• MSU recalibration;
  • satellite observed tropospheric temperature trends;
  • simultaneous nadir overpasses

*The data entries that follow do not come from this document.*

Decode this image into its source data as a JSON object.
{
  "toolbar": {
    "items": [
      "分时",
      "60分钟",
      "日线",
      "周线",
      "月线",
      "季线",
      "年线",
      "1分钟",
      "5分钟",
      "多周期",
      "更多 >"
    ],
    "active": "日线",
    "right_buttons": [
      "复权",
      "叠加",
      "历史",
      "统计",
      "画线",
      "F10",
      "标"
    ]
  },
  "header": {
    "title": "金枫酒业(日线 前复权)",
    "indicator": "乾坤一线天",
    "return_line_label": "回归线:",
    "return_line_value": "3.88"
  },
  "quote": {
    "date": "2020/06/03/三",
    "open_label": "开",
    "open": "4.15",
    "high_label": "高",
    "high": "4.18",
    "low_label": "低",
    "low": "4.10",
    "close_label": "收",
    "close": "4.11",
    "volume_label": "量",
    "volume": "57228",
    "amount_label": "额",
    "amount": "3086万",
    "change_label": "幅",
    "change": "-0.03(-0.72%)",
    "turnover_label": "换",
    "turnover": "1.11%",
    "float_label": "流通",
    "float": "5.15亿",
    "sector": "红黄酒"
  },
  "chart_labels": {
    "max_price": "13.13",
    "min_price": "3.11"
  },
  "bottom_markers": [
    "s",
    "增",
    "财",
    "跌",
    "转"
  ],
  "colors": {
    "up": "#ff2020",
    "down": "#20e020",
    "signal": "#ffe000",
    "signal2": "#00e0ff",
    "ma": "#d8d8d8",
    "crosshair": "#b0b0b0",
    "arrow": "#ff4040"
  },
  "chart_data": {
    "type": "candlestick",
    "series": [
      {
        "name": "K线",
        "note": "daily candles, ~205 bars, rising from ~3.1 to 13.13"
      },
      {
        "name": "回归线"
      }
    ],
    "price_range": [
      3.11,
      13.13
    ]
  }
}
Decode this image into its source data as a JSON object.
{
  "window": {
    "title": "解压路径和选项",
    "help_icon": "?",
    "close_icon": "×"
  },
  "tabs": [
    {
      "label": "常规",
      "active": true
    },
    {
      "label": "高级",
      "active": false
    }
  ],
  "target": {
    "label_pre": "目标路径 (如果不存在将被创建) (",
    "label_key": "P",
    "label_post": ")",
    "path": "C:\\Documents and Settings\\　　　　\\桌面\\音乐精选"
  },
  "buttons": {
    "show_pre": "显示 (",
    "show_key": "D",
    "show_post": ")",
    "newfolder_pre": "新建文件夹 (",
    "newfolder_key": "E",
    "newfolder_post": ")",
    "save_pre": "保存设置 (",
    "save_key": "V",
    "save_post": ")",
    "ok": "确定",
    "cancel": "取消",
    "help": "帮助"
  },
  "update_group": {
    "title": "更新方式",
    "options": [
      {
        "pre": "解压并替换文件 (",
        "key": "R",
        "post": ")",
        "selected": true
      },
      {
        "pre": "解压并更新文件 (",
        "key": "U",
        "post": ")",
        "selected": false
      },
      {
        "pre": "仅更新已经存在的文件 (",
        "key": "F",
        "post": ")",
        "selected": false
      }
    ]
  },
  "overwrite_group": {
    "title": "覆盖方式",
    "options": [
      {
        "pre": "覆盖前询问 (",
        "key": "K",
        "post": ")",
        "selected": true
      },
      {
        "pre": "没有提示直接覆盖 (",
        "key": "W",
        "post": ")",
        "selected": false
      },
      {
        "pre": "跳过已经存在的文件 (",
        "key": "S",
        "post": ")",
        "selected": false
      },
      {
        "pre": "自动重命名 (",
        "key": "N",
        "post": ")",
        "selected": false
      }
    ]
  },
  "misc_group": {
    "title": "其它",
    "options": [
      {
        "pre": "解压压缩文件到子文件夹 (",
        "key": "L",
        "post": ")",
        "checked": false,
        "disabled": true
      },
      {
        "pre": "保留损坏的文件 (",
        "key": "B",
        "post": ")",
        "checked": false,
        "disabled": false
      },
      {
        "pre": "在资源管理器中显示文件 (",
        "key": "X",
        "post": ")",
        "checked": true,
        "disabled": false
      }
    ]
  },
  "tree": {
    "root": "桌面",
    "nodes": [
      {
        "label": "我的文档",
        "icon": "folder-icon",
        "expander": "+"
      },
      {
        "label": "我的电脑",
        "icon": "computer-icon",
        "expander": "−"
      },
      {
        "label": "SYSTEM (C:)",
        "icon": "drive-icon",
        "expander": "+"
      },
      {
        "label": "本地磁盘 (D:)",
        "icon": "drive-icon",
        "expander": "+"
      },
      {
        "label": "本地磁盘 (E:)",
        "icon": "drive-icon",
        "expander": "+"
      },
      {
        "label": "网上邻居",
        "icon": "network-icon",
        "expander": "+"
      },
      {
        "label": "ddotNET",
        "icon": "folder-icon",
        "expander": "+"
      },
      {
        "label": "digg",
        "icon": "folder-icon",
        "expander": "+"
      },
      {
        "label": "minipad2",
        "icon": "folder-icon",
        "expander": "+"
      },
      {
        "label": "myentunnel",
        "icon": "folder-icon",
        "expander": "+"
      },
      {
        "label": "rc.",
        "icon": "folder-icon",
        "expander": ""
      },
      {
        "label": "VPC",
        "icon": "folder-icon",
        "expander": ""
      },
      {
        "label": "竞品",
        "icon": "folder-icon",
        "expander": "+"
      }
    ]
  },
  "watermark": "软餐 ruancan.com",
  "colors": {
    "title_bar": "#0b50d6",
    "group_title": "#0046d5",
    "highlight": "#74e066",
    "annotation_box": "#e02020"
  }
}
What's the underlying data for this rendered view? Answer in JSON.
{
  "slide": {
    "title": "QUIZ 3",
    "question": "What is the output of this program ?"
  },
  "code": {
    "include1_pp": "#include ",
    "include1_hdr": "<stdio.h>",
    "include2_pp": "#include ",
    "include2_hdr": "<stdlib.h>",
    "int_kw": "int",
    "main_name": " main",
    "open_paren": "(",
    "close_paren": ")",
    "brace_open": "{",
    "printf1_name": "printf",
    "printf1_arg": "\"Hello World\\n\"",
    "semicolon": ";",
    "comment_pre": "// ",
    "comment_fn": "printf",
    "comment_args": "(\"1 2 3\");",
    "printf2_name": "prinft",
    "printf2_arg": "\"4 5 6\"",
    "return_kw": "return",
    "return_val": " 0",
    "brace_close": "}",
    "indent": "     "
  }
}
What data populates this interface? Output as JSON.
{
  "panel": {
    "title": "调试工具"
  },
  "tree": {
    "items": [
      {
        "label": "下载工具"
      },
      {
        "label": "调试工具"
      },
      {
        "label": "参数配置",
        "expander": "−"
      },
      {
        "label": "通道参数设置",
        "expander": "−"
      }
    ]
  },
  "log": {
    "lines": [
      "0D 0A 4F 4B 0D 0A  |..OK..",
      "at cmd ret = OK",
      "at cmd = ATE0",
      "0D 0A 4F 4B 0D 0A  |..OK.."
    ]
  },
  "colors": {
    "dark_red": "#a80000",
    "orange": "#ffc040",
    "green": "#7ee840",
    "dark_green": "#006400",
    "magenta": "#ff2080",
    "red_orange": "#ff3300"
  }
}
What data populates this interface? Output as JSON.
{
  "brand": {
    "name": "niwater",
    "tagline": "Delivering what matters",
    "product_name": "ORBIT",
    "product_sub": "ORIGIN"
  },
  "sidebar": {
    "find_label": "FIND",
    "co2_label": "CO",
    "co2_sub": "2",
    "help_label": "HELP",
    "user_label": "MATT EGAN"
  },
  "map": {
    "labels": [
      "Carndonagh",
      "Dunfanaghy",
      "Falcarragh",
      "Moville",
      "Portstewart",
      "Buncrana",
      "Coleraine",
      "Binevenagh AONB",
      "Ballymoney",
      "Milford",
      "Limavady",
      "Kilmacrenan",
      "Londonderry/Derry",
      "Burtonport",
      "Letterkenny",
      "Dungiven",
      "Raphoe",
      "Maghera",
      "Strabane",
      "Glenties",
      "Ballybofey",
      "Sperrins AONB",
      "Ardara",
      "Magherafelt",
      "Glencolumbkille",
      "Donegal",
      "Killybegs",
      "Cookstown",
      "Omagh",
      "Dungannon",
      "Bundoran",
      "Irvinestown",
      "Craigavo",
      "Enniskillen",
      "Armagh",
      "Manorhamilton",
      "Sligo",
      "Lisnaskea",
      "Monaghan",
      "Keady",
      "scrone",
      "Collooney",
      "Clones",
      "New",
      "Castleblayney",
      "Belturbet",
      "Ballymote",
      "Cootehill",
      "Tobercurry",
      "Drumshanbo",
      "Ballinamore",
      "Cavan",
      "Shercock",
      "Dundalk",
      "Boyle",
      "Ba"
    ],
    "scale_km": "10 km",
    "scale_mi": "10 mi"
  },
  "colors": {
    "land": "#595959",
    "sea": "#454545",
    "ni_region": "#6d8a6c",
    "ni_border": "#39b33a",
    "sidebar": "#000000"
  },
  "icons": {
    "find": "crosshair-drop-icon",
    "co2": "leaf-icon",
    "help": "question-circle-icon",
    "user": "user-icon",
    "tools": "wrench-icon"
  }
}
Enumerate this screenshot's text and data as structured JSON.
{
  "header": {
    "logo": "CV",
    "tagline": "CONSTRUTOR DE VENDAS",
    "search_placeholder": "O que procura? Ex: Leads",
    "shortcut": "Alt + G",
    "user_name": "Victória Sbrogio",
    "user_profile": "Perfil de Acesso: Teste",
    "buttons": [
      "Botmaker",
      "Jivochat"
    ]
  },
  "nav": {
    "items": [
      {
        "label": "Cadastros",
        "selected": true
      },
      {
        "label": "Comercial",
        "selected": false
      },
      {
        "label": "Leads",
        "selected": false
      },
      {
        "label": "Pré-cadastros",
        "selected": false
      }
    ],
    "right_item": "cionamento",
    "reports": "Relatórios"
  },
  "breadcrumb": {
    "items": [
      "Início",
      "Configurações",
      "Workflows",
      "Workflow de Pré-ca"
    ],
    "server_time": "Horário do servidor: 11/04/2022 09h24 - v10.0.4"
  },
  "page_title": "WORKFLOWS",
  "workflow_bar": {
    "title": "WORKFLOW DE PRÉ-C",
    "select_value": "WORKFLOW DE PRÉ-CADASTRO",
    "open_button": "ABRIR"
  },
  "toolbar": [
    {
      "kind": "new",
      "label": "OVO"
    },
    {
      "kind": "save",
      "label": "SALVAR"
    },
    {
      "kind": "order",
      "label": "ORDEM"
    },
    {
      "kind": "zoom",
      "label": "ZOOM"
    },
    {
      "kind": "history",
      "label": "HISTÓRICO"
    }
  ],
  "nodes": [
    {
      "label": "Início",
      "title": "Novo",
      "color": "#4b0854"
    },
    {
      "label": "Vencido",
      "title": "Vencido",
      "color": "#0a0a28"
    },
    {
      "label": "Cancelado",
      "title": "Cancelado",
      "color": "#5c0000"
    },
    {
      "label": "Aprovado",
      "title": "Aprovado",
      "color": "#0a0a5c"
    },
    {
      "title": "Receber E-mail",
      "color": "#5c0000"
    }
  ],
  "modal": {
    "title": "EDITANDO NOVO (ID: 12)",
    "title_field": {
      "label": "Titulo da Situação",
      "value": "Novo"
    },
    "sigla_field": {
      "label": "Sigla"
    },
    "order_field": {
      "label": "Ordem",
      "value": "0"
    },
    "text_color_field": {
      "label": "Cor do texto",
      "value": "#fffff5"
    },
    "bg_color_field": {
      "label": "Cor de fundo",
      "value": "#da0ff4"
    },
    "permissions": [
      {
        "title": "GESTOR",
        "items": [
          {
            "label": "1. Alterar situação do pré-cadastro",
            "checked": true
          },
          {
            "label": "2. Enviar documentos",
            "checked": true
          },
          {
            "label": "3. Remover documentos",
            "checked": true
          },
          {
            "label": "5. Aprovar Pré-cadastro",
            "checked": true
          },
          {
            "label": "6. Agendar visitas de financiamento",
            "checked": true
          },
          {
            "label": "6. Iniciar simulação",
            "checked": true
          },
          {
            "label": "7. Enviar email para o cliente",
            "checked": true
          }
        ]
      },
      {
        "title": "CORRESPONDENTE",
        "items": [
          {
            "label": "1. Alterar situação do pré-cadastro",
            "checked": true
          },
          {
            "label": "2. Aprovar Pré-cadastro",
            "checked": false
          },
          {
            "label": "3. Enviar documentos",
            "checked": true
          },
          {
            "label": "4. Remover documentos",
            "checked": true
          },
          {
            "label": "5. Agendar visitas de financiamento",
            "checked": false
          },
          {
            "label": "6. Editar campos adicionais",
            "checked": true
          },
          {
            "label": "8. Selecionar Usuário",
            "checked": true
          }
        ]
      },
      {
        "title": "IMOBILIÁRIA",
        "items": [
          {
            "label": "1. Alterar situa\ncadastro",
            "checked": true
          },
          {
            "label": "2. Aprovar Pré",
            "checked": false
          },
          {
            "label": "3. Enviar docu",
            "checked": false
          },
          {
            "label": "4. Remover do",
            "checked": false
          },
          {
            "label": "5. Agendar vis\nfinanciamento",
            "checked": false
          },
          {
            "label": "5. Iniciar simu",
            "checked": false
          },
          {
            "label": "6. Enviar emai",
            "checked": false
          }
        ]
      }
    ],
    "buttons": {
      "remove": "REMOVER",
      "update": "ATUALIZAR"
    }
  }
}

[1] The measurements from microwave sounding unit (MSU) on board different NOAA polar-orbiting satellites have been extensively used for detecting atmospheric temperature trend during the last several decades. However, temperature trends derived from these measurements are under significant debate, mostly caused by calibration errors. This study recalibrates the MSU channel 2 observations at level 0 using the postlaunch simultaneous nadir overpass (SNO) matchups and then provides a well-merged new MSU 1b data set for climate studies. The calibration algorithm consists of a dominant linear response of the MSU raw counts to the Earth-view radiance plus a smaller quadratic term. Uncertainties are represented by a constant offset and errors in the coefficient for the nonlinear quadratic term. A SNO matchup data set for nadir pixels with criteria of simultaneity of less than 100 s and within a ground distance of 111 km is generated for all overlaps of NOAA satellites. The simultaneous nature of these matchups eliminates the impact of orbital drifts on the calibration. A radiance error model for the SNO pairs is developed and then used to determine the offsets and nonlinear coefficients through regressions of the SNO matchups. It is found that the SNO matchups can accurately determine the differences of the offsets as well as the nonlinear coefficients between satellite pairs, thus providing a strong constraint to link calibration coefficients of different satellites together. However, SNO matchups alone cannot determine the absolute values of the coefficients because there is a high degree of colinearity between satellite SNO observations. Absolute values of calibration coefficients are obtained through sensitivity experiments, in which the percentage of variance in the brightness temperature difference time series that can be explained by the warm target temperatures of overlapping satellites is a function of the calibration coefficient. By minimizing these percentages of variance for overlapping observations, a new set of calibration coefficients is obtained from the SNO regressions. These new coefficients are significantly different from the prelaunch calibration values, but they result in bias-free SNO matchups and near-zero contaminations by the warm target temperatures in terms of the calibrated brightness temperature. Applying the new calibration coefficients to the Level 0 MSU observations, a well-merged MSU pentad data set is generated for climate trend studies. To avoid errors caused by small SNO samplings between NOAA 10 and 9, observations only from and after NOAA 10 are used. In addition, only ocean averages are investigated so that diurnal cycle effect can be ignored. The global ocean-averaged intersatellite biases for the pentad data set are between 0.05 and 0.1 K, which is an order of magnitude smaller than that obtained when using the unadjusted calibration algorithm. The ocean-only anomaly trend for the combined MSU channel 2 brightness temperature is found to be 0.198 K decade−1 during 1987–2003.